I had a pleasure of meeting Bakhtiyar Amanzhol at the Musical Geographies of Central Asia conference. His presentation Musical Instruments of Tengrianism was very informative and interesting but I could not quite agree with the etymology of “Tengri”:
“The historical roots of Tengrianism extend deep into history. The earliest references to Tengri date back to the 4th century B.C.: in ancient Mesopotamia the name of a king would be written with an honorific title, “Dingir” (God). It has been argued that by the twelve-thirteenth century A.D. this form of worship had become a religion in its own right, with its own ontology, cosmology, mythology and demonology.

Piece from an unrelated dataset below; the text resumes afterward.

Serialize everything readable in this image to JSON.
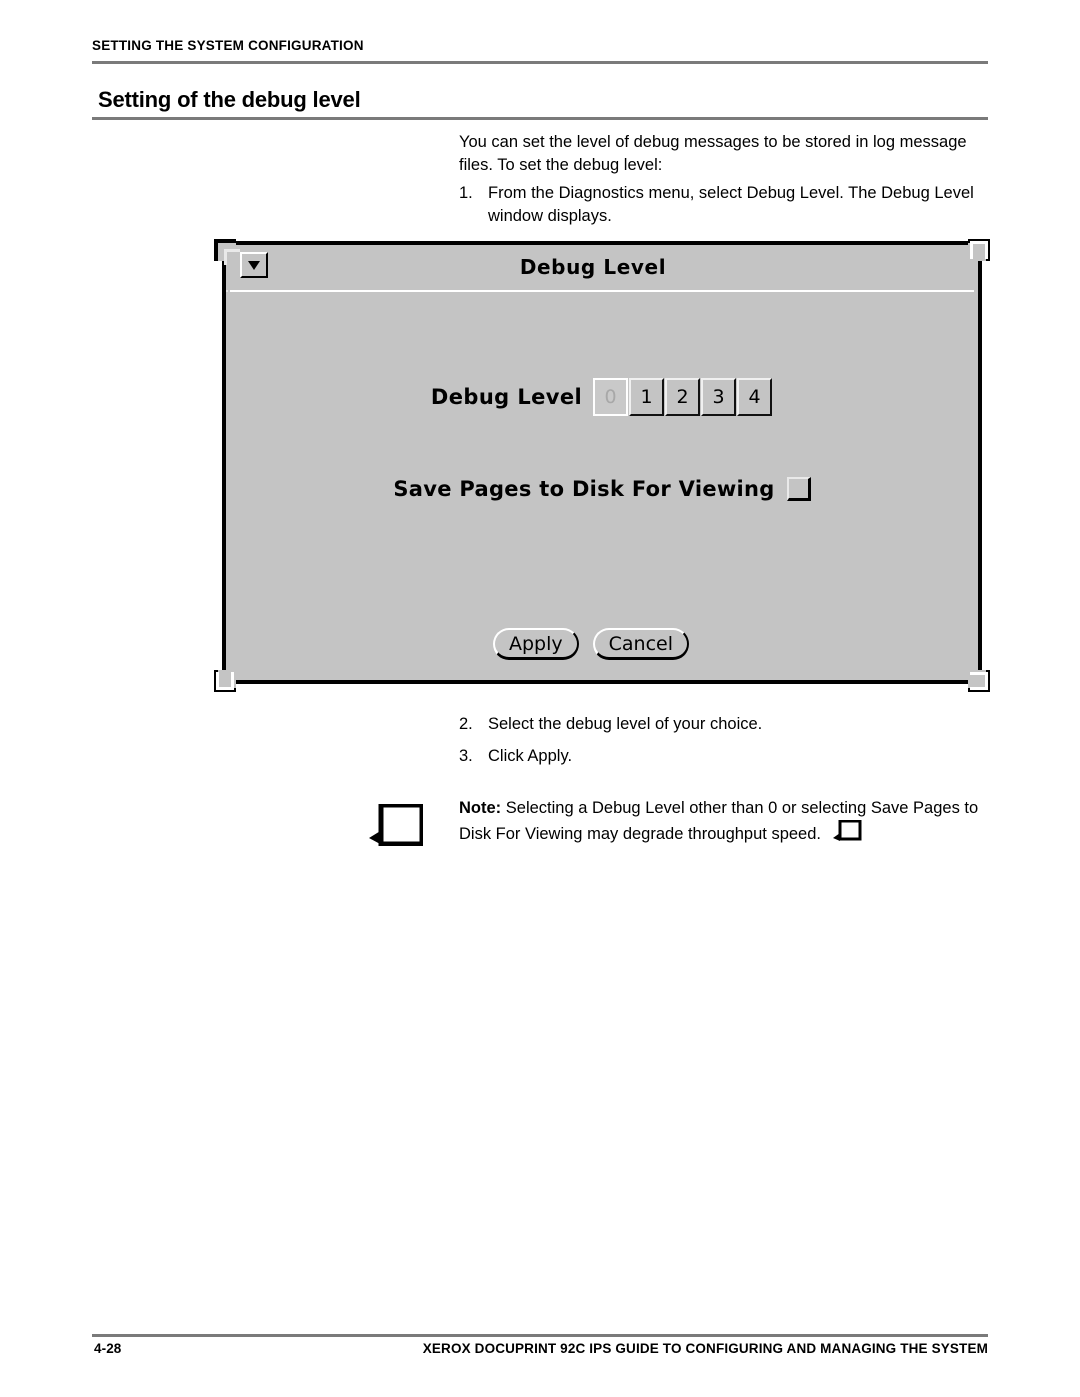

Variants of the word tengri, usually meaning “god”, are found in a wide range of Turkic languages, and there have been many speculations about its etymology. The Russian researcher of Tengrianism, Rafael Bezertinov, conveys a sense of its meaning for Altaic worship by collating the Turkic word “таң” which means “sunrise”, with the ancient Egyptian word “rа” which means “sun”, and the Turkic, Altaic word “yang”, meaning “consciousness”. “
I find the etymology, proposed by Rafael Bezertinov particularly doubtful.
Although the name “Tengri” is attested in the 11th century, there is no doubt that the roots of this religion go deeper by thousands of years into pre-hystory. I fully agree with Mircea Eliade that in its essence Tengrianism is the closest to the reconstructed Proto-Indo-European religion. It is also evident that the three-layered worldview of Tengrianism is identical to the Vedic triloka world structure. Also the Skr. śamana ” the act of calming, appeasing, allaying, tranquillization, pacification” is directly cognate to shaman. It would, therefore, be interesting and justifiable to analyse “Tengri” from the point of view of the oldest fully attested Indo-European language – Vedic (Sanskrit).
As we know, sounds that appear in other IE languages as /e/ or /o/ are represented in Sanskrit by /а/. Also, Sanskrit, being predominantly a syllabic language, would require a vowel between /n/ and /g/ in compounds. Therefore, the Sanskrit variant may be imagined as *tanagr(i). By its structure, this word is clearly a compound which can be represented as *tan – agr. The radical tan is well attested in Vedic meaning, particularly, `to extend, spread, be diffused (as light) over, shine, extend towards, reach to’ (Monier Williams Dictionary). Tengri is directly associated with the sky and its usual epithet is “Father Sky” ( cp. Mongolian Tenger Etseg “Sky Father”). In this expression “tenger” stands for “sky”. The Skt. tana `extended, spread over’ is also a literal description of the sky so we can legitimately affiliate ten and Skr. tan.
The second component can be linked to agra meaning not only “foremost, anterior, first, prominent, projecting, chief, best” (cp. Rus. огромен/ogromen (sounds as “argomen”) `huge, vast’) but also, importantly “uppermost part, top, summit.
Joining the two meanings we may interpret tengri as `(he who is) extending, spread, diffusing (as light) over, shining, extending towards (people), reaches to foremost, (who is) the anterior, first, prominent, projecting, chief, best, (who is) the uppermost part, top, summit”. In short, a fitting name for the chief god!
Alternatively, if we do not add the medial /a/ and view the second part simply as gr, it may be linked to the Skr. radical gṝ (sounds similar to gree) meaning `to call, call out to, invoke’. In this case “tengri” may be interpreted as `(he who is) extending, spread, diffusing (as light) over, shining, extending towards (people)= the sky + (which is) invoked’.